by Terry Stulce, Tue Jul 18, 2006 at 03:04:37 PM EDT
I'm challenging Congressman Wamp to represent Tennessee's third district because I believe you deserve someone who will stand up for Tennessee values. As one example, let's talk about the minimum wage.
Wamp has continuously voted AGAINST raising the minimum wage, while at the same time he has voted for increases in his own annual salary to the tune of over 30,000 dollars. This is just plain wrong.
by skeptic06, Wed Jul 05, 2006 at 10:11:42 AM EDT
A Hillpiece today goes beyond anecdote and innuendo under hed Dem angst as unions split money.
In the lefty sphere, labor is the biggest dog that didn't bark in the night. Compared to Mike McCurry, say, it's got pitifully small space here in the last few months that I've been paying attention.
One reason (I'll put it no higher than that) may be the ambiguous relationship between labor and the Dems today. (It could also have to do with the AFL-CIO/CtW split, the bitter Sweeney/Stern rivalry, the persistance of labor rackeetering, or any number of other things.)
by Drummond, Tue Jul 04, 2006 at 11:56:43 PM EDT
Well-to-do liberals don't like to think of themselves as susceptible to the marketing gimmicks that sucker the less enlightened proles. We know that the products we buy are superior because they're packaged in rainbow/tye-die/rough-art wrap, with product names that incorporate words like natural, earth, green, etc. Obviously these products must be owned by progressives, and thus buying these products make the world a better place. If the companies break unions, dodge regulations, pollute, or even commit corporate crimes on occassion, well, all is mitigated by the feeling of superiority we feel over those who buy Western Family or Chef-Boy-Ardee. And the businesses that sell these products must be progressive in their own right, particularly if they have "the look."
by Woodhouse, Wed Jun 28, 2006 at 11:39:52 AM EDT
...and what frontline caregivers are doing about it.
(X-posted on dkos.)
Last week, the New York Times reported that the IRS recently kicked off a wide-ranging investigation
into the business practices of not-for-profit hospitals all over the country. Under the pressures of increased competition and market consolidation in healthcare, over the last couple of decades not-for-profit hospitals have been acting more and more like any other business, cutting overhead, building economies of scale, increasing market share, etc.
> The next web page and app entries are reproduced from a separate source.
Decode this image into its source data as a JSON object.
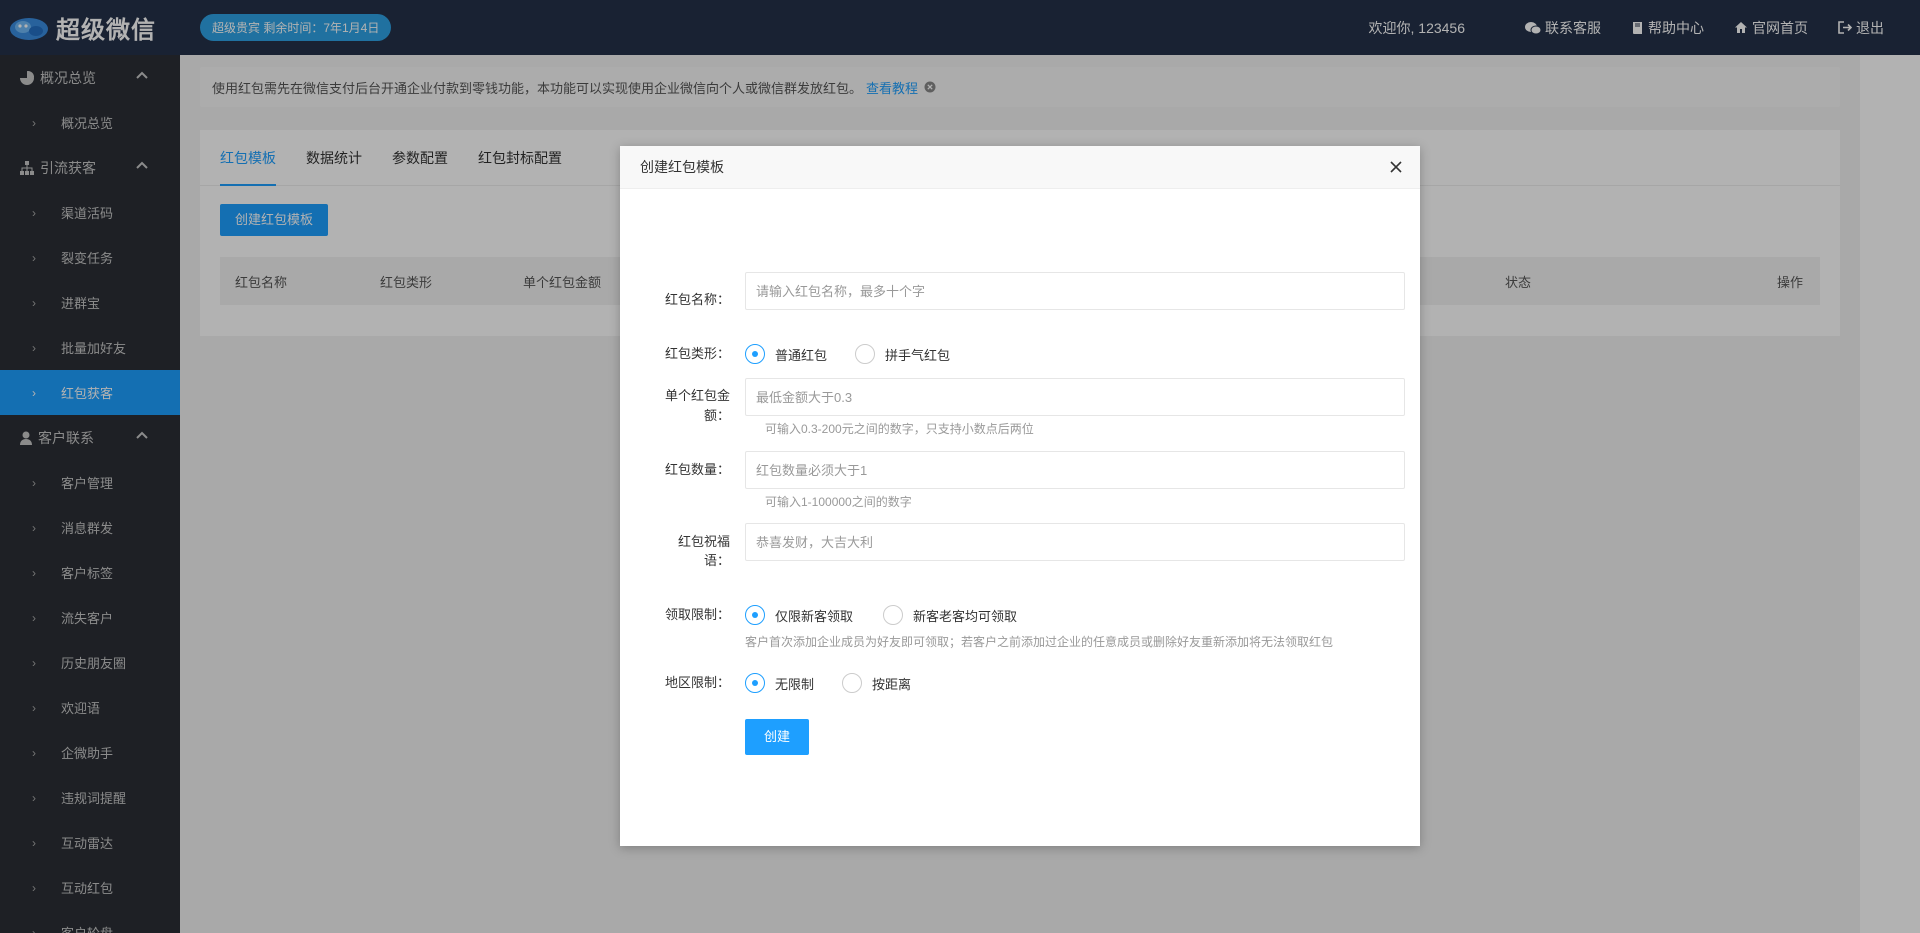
{
  "header": {
    "logo_text": "超级微信",
    "vip_badge": "超级贵宾 剩余时间：7年1月4日",
    "welcome": "欢迎你, 123456",
    "links": [
      {
        "label": "联系客服",
        "icon": "wechat-icon"
      },
      {
        "label": "帮助中心",
        "icon": "book-icon"
      },
      {
        "label": "官网首页",
        "icon": "home-icon"
      },
      {
        "label": "退出",
        "icon": "logout-icon"
      }
    ]
  },
  "sidebar": {
    "groups": [
      {
        "label": "概况总览",
        "icon": "pie-chart-icon",
        "items": [
          "概况总览"
        ]
      },
      {
        "label": "引流获客",
        "icon": "sitemap-icon",
        "items": [
          "渠道活码",
          "裂变任务",
          "进群宝",
          "批量加好友",
          "红包获客"
        ]
      },
      {
        "label": "客户联系",
        "icon": "user-icon",
        "items": [
          "客户管理",
          "消息群发",
          "客户标签",
          "流失客户",
          "历史朋友圈",
          "欢迎语",
          "企微助手",
          "违规词提醒",
          "互动雷达",
          "互动红包",
          "客户轮盘"
        ]
      }
    ],
    "active_item": "红包获客"
  },
  "notice": {
    "text": "使用红包需先在微信支付后台开通企业付款到零钱功能，本功能可以实现使用企业微信向个人或微信群发放红包。",
    "link": "查看教程"
  },
  "tabs": [
    "红包模板",
    "数据统计",
    "参数配置",
    "红包封标配置"
  ],
  "create_template_button": "创建红包模板",
  "table": {
    "columns": [
      "红包名称",
      "红包类形",
      "单个红包金额",
      "状态",
      "操作"
    ]
  },
  "modal": {
    "title": "创建红包模板",
    "fields": {
      "name": {
        "label": "红包名称：",
        "placeholder": "请输入红包名称，最多十个字"
      },
      "type": {
        "label": "红包类形：",
        "options": [
          "普通红包",
          "拼手气红包"
        ],
        "selected": "普通红包"
      },
      "amount": {
        "label_line1": "单个红包金",
        "label_line2": "额：",
        "placeholder": "最低金额大于0.3",
        "hint": "可输入0.3-200元之间的数字，只支持小数点后两位"
      },
      "count": {
        "label": "红包数量：",
        "placeholder": "红包数量必须大于1",
        "hint": "可输入1-100000之间的数字"
      },
      "greeting": {
        "label_line1": "红包祝福",
        "label_line2": "语：",
        "placeholder": "恭喜发财，大吉大利"
      },
      "limit": {
        "label": "领取限制：",
        "options": [
          "仅限新客领取",
          "新客老客均可领取"
        ],
        "selected": "仅限新客领取",
        "hint": "客户首次添加企业成员为好友即可领取；若客户之前添加过企业的任意成员或删除好友重新添加将无法领取红包"
      },
      "region": {
        "label": "地区限制：",
        "options": [
          "无限制",
          "按距离"
        ],
        "selected": "无限制"
      }
    },
    "submit": "创建"
  },
  "colors": {
    "header_bg": "#24324a",
    "sidebar_bg": "#2b2f36",
    "accent": "#1e9fff"
  }
}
The question at the heart of the IRS investigation is whether there's really much of a difference anymore between the way in which the 84% of tax-exempt acute care hospitals in the U.S. administer patient care and the way that the other 16% of investor-owned hospitals do. As Republican Senator Charles Grassly notes in the article, as it now stands, "too many do little to nothing. Too often, it seems that tax-exempt hospitals offer less charitable care and community benefit than for-profit hospitals." If the IRS concludes that there isn't much of a difference, and that non-profit hospitals are acting just like their for-profit counterparts in their provision of patient care, then the case will exist for lawmakers to bolster standards and force non-profit hospitals to earn their tax exemptions by providing more charity care.
by greg bloom, Thu Jun 15, 2006 at 12:42:11 PM EDT
This roundup is a few days delayed, as I've only just got back from LA (more on what I was doing there at the bottom of this post). I suppose YearlyKos is old news by now, but better blog late than never. (Actually, is that true?)
For some time now, I've been telling myself that one of these days I'm gonna start properly blogging, like it's exercise--or like not-blogging is a bad habit. Well oddly enough, YearlyKos was not a good weekend to start turning over that leaf. Though the event was inspiring and what-all, these were rather adverse blogging conditions: few desks, uncomfy chairs, rarified electrical outlets, scarce non-gross foodstuffs, a noble-but-beseiged wi-fi network -- plus it's Las Vegas, one massive shiny blooping distraction. Part of me wants to see the next YearlyKos at a quiet, forested dormitory, with padded cubicles to which we could retire to get some work done. (Yes, that's the part of me that made no friends last weekend.)